Your response should consist of one number, the count of lines below that contain "JSON".
--- TASK DATA Enclosed Below ---
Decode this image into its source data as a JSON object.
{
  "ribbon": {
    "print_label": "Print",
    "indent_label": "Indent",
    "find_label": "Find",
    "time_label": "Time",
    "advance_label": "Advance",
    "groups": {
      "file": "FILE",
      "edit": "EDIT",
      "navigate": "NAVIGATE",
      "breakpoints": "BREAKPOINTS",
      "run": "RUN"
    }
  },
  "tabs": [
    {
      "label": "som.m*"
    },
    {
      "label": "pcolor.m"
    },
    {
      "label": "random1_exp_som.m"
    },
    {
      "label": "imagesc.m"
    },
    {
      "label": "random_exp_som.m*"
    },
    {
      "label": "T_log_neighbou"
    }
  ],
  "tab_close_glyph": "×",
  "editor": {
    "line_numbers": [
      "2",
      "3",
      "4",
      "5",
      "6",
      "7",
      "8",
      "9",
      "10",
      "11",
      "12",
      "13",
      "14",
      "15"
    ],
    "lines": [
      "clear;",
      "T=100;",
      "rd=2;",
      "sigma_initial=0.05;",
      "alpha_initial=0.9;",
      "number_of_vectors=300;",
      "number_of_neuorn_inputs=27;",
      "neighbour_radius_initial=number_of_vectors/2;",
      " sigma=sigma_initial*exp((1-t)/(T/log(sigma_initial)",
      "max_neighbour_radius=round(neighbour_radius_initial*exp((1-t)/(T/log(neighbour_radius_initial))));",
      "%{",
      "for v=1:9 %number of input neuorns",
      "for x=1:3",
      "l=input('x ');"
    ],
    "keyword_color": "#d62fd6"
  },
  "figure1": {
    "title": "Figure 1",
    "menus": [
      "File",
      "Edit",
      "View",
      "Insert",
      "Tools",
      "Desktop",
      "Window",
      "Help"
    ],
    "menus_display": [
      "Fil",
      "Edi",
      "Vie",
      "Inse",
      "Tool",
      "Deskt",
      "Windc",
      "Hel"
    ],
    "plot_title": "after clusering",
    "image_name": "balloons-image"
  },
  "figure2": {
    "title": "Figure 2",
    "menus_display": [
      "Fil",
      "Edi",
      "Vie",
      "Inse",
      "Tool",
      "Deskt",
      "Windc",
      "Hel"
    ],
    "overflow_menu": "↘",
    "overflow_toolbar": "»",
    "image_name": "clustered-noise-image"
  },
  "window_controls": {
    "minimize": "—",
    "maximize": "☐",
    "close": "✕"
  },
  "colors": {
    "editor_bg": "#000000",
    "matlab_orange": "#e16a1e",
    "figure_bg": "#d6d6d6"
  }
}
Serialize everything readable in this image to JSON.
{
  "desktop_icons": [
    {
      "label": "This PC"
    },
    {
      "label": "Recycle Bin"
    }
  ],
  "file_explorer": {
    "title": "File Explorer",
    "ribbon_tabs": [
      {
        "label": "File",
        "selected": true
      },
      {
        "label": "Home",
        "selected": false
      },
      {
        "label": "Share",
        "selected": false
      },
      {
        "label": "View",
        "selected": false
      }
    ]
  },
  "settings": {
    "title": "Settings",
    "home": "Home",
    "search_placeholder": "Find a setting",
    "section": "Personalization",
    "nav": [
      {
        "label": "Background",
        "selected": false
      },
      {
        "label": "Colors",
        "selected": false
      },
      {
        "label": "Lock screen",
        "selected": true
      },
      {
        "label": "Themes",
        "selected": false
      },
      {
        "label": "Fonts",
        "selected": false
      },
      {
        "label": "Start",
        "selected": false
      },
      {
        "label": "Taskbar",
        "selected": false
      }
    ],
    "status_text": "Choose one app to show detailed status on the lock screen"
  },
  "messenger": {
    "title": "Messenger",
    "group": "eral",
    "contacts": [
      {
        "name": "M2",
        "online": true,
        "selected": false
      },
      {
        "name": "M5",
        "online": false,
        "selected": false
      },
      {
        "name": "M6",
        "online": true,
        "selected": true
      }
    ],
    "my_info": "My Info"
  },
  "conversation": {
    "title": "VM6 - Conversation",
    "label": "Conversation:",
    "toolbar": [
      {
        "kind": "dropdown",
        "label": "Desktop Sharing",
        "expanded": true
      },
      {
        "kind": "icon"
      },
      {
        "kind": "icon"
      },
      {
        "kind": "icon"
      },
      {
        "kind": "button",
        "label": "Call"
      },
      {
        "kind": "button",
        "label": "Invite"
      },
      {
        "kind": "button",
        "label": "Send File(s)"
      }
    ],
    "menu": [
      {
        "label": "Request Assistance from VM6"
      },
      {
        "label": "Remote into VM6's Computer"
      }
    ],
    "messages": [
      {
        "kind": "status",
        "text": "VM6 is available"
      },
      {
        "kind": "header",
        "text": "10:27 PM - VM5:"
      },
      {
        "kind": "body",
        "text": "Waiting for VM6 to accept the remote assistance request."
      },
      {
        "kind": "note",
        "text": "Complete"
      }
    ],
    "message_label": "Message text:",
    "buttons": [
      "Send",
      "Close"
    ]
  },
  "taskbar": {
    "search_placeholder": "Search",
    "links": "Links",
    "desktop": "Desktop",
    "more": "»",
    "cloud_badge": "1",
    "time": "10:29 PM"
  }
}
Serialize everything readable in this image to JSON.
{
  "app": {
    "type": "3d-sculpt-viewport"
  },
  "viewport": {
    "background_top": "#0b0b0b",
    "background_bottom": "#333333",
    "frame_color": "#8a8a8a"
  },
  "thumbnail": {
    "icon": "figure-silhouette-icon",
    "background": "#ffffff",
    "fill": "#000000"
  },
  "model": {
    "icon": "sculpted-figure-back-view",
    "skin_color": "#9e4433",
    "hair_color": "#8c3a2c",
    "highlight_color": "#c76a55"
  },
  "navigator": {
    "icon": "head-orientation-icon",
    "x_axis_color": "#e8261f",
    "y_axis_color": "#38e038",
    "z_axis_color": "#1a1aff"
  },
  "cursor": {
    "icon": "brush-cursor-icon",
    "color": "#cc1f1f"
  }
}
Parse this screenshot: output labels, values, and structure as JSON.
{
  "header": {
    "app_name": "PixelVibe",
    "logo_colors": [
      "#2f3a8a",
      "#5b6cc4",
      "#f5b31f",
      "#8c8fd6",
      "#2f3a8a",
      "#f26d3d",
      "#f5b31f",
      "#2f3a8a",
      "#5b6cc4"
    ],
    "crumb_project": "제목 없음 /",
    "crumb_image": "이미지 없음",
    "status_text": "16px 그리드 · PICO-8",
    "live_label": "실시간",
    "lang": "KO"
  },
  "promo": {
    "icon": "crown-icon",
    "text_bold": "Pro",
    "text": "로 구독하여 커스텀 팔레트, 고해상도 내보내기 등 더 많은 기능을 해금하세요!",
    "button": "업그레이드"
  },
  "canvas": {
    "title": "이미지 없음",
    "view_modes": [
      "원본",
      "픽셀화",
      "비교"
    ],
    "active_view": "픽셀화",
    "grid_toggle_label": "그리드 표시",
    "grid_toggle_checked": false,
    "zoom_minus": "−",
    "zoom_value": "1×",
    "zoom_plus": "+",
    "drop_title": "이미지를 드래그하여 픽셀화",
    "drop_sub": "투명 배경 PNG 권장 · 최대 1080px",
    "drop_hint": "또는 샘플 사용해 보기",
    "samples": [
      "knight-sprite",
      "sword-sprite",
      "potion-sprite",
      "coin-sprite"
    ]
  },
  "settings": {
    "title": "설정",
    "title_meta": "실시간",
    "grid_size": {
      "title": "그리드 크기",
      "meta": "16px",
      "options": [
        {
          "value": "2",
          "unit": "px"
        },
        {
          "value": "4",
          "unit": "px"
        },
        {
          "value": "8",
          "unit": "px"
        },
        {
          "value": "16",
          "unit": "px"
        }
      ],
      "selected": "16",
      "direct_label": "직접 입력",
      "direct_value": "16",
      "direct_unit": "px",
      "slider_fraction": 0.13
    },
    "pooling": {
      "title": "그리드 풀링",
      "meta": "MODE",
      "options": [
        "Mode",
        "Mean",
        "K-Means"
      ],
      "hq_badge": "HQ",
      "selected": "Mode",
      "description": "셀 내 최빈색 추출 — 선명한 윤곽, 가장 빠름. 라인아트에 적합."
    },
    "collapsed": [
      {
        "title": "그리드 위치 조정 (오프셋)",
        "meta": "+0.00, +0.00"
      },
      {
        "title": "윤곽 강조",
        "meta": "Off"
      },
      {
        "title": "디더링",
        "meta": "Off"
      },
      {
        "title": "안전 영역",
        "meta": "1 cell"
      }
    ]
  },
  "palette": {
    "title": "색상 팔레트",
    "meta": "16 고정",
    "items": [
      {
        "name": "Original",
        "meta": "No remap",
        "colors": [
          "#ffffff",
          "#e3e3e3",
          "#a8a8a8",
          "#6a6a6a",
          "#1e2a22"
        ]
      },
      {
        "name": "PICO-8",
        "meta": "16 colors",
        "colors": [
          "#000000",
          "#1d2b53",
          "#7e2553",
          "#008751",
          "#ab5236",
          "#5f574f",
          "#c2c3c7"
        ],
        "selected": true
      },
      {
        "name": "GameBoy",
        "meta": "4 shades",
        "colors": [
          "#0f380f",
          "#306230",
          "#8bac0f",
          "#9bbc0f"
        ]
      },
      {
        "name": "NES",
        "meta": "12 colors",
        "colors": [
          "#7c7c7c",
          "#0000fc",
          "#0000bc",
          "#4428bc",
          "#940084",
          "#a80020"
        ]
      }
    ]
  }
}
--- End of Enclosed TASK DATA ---
SOLUTION TO THE PROBLEM
4